 Owner of (among other concerns) Thompson Reuters media empire
 One of the ‘Big Four’ academic publishers and owners of a sizable chunk of scholarly publishing and research management real-estate
 I’m talking here of the Journal Impact Factor (JIF), created by Garfield as a metric of ‘significance’ for a journal. Not all journals are graced with a JIF, as they need to be ‘significant’ enough to appear in the Journal Citation Reports. Once again, the futile cycle and exclusionary practices of the academic publishing field are maintained.
 Many scholar-led journals which arise, often from a particular cohort of scholars and PGR students, which publish one or two issues before disappearing into obscurity once the reality of sustainable publication practices arise. Quality contents sure, but they’re not around long enough to start building esteem over time.
 Unproven, but anecdotally from past editors, I’ve heard that we’ve had limited to zero success previously with other indexers.
 It’s a side topic, but I think the Warwick Journals Family are a group of people locally who could work together and share experience a far more systematic and regular way. One more of those tasks I’ve got on the back burner at the moment, as I’ve yet to establish the best way to configure a meeting.
June 04, 2019
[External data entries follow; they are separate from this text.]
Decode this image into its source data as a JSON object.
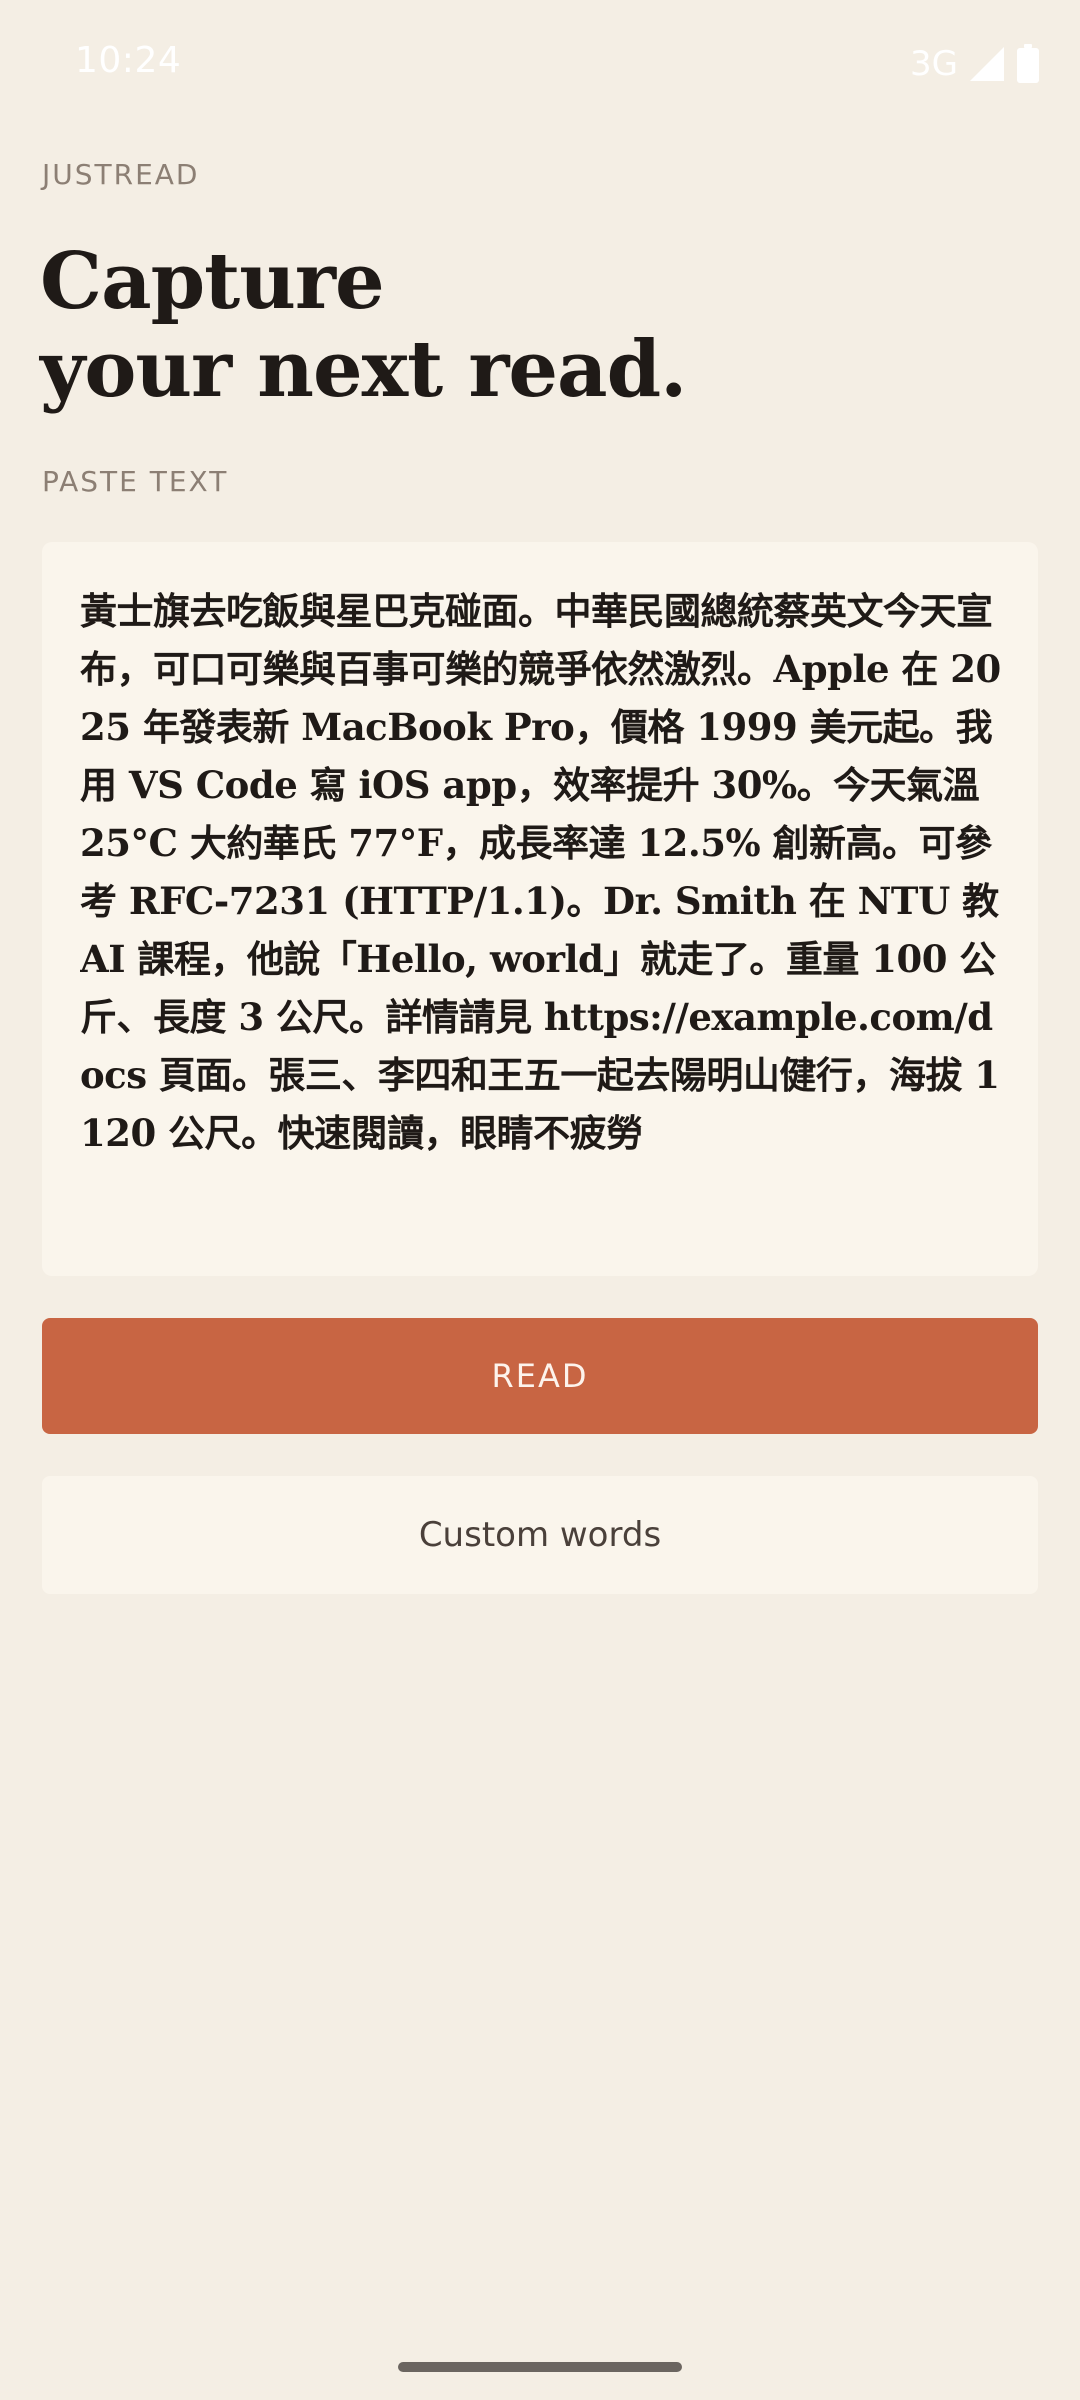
{
  "status_bar": {
    "time": "10:24",
    "network": "3G",
    "icons": [
      "signal-icon",
      "battery-icon"
    ]
  },
  "brand": "JUSTREAD",
  "headline": {
    "line1": "Capture",
    "line2": "your next read."
  },
  "paste_section": {
    "label": "PASTE TEXT",
    "text": "黃士旗去吃飯與星巴克碰面。中華民國總統蔡英文今天宣布，可口可樂與百事可樂的競爭依然激烈。Apple 在 2025 年發表新 MacBook Pro，價格 1999 美元起。我用 VS Code 寫 iOS app，效率提升 30%。今天氣溫 25°C 大約華氏 77°F，成長率達 12.5% 創新高。可參考 RFC-7231 (HTTP/1.1)。Dr. Smith 在 NTU 教 AI 課程，他說「Hello, world」就走了。重量 100 公斤、長度 3 公尺。詳情請見 https://example.com/docs 頁面。張三、李四和王五一起去陽明山健行，海拔 1120 公尺。快速閱讀，眼睛不疲勞"
  },
  "buttons": {
    "read": "READ",
    "custom_words": "Custom words"
  },
  "colors": {
    "background": "#f4eee4",
    "surface": "#faf5ec",
    "accent": "#c86543",
    "text": "#1f1a17",
    "muted": "#8c7f74"
  }
}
The title of this post, drawn from an expression attributed to Madame de Pompadour, traditionally refers to a tipping point, a moment after which unremitting chaos will rain down. Truth be told, it’s actually nothing as disastrous as that in the world of Exchanges today (thankfully). Rather it’s the delight of opening up the OJS submissions list and discovering a large number of new manuscript submissions awaiting me and my editorial team’s scrutiny. I was rather expecting these, given they’re all manuscripts linked to one of our forthcoming special issues, as we have just passed the submission deadline last week.
Nevertheless, it’s a bit more than our normal weekly ingest of new works. Not to mention I’m aware of at least four more authors for the issue who’ve been in touch to ask for brief extensions. Hence, I’m anticipating a few more works as part of the tail end of the ‘deluge’ still to come.
For a relatively small academic journal like Exchanges, getting a large number of manuscripts submissions in a short period of time represents both a blessing and a challenge; in that our processes don’t normally have to cope with this level of new works. However, I’m more confident that myself and the rest of the team will rise to the occasion splendidly, and really is a genuine pleasure to see all this new scholarship potentially heading for our pages.
I do find myself musing though, that I hope the start of every week from hereon out won’t be like this…as I might need to do some drastic rethinking on how we operate the journal.